Which lines of the entries below hold the word "this"? Report each of them.

*** Block opens ***

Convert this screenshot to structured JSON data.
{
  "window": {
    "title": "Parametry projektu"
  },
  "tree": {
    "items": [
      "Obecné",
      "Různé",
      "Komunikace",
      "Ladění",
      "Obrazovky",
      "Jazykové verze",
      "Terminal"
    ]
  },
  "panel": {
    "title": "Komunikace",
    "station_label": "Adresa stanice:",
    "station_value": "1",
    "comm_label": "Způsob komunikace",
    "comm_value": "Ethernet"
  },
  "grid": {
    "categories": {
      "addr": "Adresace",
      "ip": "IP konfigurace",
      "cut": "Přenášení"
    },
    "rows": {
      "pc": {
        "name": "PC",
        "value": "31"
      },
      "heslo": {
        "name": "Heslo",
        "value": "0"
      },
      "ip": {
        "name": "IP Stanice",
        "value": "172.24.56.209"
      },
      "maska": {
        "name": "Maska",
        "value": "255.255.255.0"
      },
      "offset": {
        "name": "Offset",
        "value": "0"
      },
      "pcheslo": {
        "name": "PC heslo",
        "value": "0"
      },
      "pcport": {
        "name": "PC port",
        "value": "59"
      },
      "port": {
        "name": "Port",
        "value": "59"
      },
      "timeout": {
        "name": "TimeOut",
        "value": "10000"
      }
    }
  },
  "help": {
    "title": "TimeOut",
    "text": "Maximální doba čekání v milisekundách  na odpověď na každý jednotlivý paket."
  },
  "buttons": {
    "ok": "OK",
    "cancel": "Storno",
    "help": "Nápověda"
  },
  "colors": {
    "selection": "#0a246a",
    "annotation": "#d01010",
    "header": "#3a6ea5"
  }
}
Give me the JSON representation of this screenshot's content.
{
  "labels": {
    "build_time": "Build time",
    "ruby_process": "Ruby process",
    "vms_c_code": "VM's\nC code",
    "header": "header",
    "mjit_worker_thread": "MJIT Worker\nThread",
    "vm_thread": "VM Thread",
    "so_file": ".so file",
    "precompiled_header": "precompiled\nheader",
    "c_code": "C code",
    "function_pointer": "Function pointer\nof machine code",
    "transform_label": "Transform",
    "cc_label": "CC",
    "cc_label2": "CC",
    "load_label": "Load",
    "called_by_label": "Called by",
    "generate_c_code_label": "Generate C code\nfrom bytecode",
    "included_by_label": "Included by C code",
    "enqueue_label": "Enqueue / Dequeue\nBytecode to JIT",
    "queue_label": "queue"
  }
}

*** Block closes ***
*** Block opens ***

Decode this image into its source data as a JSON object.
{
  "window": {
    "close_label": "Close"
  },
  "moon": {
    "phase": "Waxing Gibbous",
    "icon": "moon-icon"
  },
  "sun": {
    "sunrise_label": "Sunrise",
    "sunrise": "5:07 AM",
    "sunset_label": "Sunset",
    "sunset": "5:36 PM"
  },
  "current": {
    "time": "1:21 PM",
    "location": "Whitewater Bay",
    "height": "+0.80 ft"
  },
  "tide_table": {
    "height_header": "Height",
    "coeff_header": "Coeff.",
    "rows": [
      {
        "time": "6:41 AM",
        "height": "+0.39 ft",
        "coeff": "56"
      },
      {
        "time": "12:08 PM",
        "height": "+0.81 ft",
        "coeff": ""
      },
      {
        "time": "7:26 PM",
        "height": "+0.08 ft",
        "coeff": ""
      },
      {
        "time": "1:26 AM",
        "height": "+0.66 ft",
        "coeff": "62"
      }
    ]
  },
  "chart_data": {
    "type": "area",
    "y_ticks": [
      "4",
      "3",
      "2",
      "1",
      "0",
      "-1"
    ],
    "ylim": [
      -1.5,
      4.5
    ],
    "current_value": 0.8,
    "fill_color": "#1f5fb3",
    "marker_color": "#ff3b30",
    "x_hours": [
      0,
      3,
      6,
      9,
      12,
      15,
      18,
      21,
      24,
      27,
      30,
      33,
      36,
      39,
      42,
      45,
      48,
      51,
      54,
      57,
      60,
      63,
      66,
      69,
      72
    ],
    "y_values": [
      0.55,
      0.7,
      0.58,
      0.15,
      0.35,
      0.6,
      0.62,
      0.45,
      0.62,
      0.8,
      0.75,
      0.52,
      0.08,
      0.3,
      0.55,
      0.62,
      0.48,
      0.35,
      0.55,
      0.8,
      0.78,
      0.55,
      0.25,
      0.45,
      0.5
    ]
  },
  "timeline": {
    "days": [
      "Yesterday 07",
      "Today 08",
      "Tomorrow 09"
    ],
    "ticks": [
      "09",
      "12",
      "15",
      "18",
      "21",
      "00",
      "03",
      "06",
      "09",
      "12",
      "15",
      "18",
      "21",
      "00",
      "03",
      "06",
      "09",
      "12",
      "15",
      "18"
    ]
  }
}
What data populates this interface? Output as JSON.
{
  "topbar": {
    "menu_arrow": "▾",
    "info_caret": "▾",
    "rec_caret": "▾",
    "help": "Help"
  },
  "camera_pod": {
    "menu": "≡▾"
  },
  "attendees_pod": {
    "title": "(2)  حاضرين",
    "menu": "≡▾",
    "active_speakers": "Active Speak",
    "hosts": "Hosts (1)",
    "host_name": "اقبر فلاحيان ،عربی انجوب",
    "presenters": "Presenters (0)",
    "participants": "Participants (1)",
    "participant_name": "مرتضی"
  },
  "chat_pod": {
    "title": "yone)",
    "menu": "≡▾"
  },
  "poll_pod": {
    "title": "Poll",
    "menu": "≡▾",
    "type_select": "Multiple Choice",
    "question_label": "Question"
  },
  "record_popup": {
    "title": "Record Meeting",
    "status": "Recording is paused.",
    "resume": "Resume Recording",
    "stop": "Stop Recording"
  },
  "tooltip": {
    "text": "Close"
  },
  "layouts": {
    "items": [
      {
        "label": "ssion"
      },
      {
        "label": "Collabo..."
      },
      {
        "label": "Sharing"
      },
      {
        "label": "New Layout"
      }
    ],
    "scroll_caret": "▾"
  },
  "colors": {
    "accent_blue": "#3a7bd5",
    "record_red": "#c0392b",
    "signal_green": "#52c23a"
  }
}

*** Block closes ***
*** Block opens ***

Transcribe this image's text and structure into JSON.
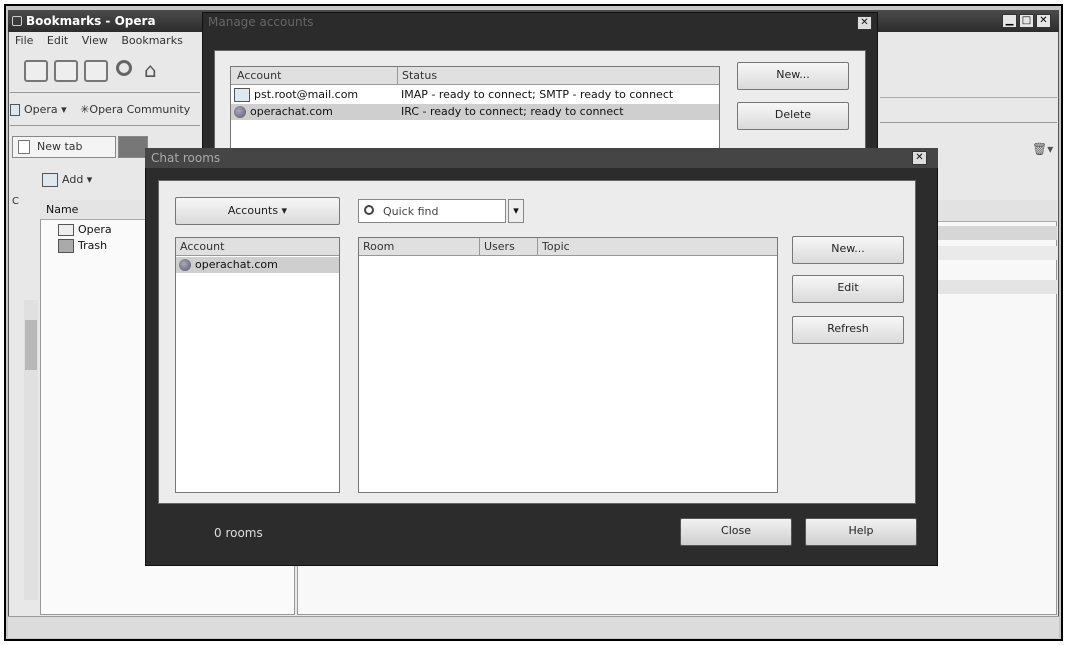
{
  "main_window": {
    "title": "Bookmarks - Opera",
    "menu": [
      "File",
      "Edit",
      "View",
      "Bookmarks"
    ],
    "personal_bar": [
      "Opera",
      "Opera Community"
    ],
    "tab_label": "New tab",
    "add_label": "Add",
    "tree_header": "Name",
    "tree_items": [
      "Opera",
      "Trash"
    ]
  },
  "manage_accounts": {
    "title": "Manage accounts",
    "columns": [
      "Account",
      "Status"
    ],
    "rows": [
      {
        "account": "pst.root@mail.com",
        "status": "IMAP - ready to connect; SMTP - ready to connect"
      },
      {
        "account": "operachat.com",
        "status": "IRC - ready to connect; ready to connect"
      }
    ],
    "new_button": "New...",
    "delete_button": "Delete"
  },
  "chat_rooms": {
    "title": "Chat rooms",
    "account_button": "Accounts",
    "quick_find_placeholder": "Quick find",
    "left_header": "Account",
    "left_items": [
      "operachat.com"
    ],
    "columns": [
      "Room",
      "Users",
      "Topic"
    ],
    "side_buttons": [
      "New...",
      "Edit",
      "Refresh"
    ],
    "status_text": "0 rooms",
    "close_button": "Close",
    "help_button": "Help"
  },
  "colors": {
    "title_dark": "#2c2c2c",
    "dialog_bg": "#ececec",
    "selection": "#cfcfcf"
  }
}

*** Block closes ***

SOLVED EXERCISE:
Convert this screenshot to structured JSON data.
Give me the JSON representation of this screenshot's content.
Decode this image into its source data as a JSON object.
What data populates this interface? Output as JSON.
Transcribe this image's text and structure into JSON.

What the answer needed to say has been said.